Oral arguments are scheduled today in National Association of Manufacturers et al. v. National Labor Relations Board et al., case number 12-5068, in the U.S. Court of Appeals for District of Columbia Circuit. The National Labor Relations Board will ask the Court to reverse a lower court decision striking down significant parts of its rule requiring all employers to hang posters in the workplace about employees' rights to unionize. Likewise, employer groups will ask the Court to follow the rationale of a South Carolina court decision which would invalidate the rule in its entirety.
In a March 2, 2012 order, District Court Judge Amy Berman Jackson ruled both that the NLRB had the authority to issue a rule requiring private-sector employers to post notices informing employees of their rights under the Act, and that the NLRB could consider an employer's "knowing and willful" failure to post the notice as evidence of an unlawful motive. However, she struck down the portions of the NLRB's rule that would automatically deem an employer's failure to post the notice an unfair labor practice and that would toll the statute of limitations for unfair labor practice charges filed against employers that failed to post the notice. Subsequently, the District Court for the District of South Carolina issued a decision ruling the Board lacked the authority to promulgate the rule. On April 17, 2012, the D.C. Appeals court enjoined implementation of the rule pending resolution of this appeal.
Law360 ran a piece today including some of my thoughts that the long-term significance of these cases will be the extent to which they clarify the Board's ability to engage in broad rulemaking without legislative action:
"Certainly if the board's notice posting rule is upheld, there will be new obligations that employers will have to comply with, but it will be also be a court endorsement of fairly broad rulemaking authority on the part of the board," Seth Borden of McKenna Long & Aldridge LLP said.
The piece included similar sentiments from others. Amanda Wood, of the National Association of Manufacturers, a litigant in the case:
argued the case could have broad implications for employers, saying, "If the board is permitted to issue a rule that requires a poster, what will come out of the board next in terms of rulemaking? If this is overstepping and they're permitted to do it, where will they go next?"
Harold R. Weinrich of Jackson Lewis LLP explained some of the "political" and practical impact thus:

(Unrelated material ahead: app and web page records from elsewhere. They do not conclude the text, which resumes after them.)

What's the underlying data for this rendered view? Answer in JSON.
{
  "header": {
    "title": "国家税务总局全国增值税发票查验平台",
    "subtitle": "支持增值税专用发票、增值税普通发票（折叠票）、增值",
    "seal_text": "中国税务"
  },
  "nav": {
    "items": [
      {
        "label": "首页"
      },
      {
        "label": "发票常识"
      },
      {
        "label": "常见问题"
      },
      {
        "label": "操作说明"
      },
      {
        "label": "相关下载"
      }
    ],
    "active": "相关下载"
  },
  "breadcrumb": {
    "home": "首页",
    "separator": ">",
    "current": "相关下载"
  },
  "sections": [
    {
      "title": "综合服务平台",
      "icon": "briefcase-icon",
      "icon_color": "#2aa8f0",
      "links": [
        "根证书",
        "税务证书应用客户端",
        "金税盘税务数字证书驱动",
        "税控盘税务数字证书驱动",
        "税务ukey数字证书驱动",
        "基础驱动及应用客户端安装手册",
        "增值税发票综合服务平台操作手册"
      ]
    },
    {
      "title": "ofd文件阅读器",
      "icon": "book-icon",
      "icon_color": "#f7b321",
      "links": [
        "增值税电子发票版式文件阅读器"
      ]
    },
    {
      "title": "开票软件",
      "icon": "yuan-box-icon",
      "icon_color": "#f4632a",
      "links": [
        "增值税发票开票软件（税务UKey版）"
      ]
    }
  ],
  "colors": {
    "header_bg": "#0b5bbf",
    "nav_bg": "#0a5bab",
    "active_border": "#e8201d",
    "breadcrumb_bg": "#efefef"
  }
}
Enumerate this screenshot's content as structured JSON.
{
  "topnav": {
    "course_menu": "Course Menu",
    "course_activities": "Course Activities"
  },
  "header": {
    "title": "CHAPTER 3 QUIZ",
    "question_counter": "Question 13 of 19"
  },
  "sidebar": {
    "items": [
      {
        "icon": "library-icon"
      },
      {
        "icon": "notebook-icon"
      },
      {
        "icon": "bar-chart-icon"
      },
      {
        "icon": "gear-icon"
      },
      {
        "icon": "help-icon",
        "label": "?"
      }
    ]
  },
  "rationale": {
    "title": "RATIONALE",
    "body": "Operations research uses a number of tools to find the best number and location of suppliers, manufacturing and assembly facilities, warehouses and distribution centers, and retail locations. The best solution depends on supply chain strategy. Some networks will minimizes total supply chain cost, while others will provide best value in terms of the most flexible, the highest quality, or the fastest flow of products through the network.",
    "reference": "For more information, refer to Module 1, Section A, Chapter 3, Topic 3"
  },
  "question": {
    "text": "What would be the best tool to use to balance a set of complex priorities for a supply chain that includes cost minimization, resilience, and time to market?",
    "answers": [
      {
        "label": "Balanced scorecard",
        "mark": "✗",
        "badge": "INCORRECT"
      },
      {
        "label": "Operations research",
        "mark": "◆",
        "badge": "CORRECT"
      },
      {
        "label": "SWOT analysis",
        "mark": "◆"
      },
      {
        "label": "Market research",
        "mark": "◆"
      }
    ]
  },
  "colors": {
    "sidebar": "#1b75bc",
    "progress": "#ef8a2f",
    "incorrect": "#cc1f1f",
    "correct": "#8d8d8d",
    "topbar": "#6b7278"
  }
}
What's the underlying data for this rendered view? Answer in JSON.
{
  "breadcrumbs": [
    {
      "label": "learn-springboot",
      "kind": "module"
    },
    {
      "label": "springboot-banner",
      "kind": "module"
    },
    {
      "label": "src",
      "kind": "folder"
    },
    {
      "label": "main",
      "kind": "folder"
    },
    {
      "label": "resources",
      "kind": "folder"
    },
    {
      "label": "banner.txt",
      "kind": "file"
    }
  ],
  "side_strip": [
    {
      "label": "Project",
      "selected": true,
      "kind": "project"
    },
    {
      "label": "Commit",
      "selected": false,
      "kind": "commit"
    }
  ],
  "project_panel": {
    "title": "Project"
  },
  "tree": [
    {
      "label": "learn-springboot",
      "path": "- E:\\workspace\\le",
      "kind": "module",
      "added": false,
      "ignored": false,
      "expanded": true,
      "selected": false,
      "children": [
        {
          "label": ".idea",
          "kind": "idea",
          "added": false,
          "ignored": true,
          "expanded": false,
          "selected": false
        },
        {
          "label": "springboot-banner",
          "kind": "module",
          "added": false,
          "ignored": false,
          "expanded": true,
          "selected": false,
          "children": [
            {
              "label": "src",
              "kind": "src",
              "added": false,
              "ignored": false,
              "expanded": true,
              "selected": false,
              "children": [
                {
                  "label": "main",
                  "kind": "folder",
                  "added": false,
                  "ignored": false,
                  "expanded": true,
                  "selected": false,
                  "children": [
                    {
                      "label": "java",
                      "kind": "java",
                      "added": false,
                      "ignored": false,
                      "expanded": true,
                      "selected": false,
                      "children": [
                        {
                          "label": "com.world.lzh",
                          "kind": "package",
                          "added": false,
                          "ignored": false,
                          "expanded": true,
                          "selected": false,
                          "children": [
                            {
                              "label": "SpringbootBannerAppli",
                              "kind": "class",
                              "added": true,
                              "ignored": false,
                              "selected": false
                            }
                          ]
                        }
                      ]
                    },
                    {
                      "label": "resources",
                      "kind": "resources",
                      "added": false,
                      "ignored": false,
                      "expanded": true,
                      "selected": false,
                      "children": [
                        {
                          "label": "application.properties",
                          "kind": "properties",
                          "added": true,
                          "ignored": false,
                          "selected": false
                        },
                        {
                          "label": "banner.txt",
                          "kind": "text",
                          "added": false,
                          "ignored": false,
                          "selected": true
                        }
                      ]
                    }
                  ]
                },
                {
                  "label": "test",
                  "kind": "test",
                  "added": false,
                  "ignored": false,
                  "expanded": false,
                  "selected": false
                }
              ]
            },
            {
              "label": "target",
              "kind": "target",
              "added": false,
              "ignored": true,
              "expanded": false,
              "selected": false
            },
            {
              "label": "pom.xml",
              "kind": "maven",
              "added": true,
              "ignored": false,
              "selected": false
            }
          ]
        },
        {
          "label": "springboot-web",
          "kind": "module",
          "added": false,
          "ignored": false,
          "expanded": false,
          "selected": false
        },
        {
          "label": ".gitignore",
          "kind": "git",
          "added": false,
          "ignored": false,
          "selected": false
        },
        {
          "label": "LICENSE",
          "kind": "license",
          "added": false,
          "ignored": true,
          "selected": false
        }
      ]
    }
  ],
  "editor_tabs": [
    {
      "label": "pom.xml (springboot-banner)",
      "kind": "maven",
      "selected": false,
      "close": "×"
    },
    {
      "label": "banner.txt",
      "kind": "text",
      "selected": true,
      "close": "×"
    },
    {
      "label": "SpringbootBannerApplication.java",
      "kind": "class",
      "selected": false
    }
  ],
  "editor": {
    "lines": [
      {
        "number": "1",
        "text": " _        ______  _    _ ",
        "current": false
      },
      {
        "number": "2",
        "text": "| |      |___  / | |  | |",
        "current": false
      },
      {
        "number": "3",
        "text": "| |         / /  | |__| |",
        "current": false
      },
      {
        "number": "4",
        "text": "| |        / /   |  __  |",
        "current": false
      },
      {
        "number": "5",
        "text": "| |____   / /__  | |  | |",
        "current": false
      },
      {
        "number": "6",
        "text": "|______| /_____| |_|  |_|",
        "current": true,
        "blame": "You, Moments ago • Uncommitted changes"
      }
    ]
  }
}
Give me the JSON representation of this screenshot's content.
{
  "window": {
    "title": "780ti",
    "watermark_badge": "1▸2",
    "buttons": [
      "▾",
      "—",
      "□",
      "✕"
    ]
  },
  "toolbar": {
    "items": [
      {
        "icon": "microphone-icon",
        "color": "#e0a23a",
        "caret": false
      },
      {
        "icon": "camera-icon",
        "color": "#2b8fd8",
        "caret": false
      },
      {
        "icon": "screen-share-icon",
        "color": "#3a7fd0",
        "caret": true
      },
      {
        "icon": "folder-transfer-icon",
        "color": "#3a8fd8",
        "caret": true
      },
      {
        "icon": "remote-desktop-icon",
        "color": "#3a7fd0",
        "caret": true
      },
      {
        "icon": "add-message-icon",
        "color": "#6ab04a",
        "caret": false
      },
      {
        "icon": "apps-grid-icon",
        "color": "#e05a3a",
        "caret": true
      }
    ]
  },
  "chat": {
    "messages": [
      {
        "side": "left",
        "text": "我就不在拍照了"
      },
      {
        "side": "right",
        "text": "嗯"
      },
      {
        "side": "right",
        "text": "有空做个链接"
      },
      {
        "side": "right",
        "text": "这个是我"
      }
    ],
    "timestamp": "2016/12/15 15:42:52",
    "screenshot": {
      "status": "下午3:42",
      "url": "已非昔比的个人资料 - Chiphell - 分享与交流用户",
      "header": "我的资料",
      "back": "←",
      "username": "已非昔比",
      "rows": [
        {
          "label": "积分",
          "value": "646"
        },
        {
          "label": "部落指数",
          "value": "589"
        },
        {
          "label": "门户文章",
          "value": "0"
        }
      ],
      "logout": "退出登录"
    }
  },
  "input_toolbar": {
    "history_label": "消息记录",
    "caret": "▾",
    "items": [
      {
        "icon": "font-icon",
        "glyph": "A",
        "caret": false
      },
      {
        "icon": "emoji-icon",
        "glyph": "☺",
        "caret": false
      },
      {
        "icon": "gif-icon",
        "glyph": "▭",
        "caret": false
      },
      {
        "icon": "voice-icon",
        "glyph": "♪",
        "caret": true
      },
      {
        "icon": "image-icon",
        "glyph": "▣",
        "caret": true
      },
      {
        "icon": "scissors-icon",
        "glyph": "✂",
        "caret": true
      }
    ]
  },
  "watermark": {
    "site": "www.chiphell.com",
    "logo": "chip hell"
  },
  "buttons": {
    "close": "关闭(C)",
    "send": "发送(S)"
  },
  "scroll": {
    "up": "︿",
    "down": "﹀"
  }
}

"This rulemaking initiative is very important to the NLRB, and they invested a lot of time, energy, money and resources in it, so obviously if it is not successful, it is going to be a big blow to them," Weinrich said. "If it is successful, we shall see more of it, and if it is not, then the NLRB will go back to its more typical adjudication of issues on a case by case basis."
Short term, of course, the rule remains enjoined. The November elections will play an intervening role as well. If Governor Romney wins the White House, it is almost certain the Board he appoints would rescind this rule; and, if President Obama is re-elected, this matter will continue to wind through the courts for final determination.
In the meantime, federal contractors should be aware that these developments have no impact on their obligation to post a similar notice as required by Executive Order 13496.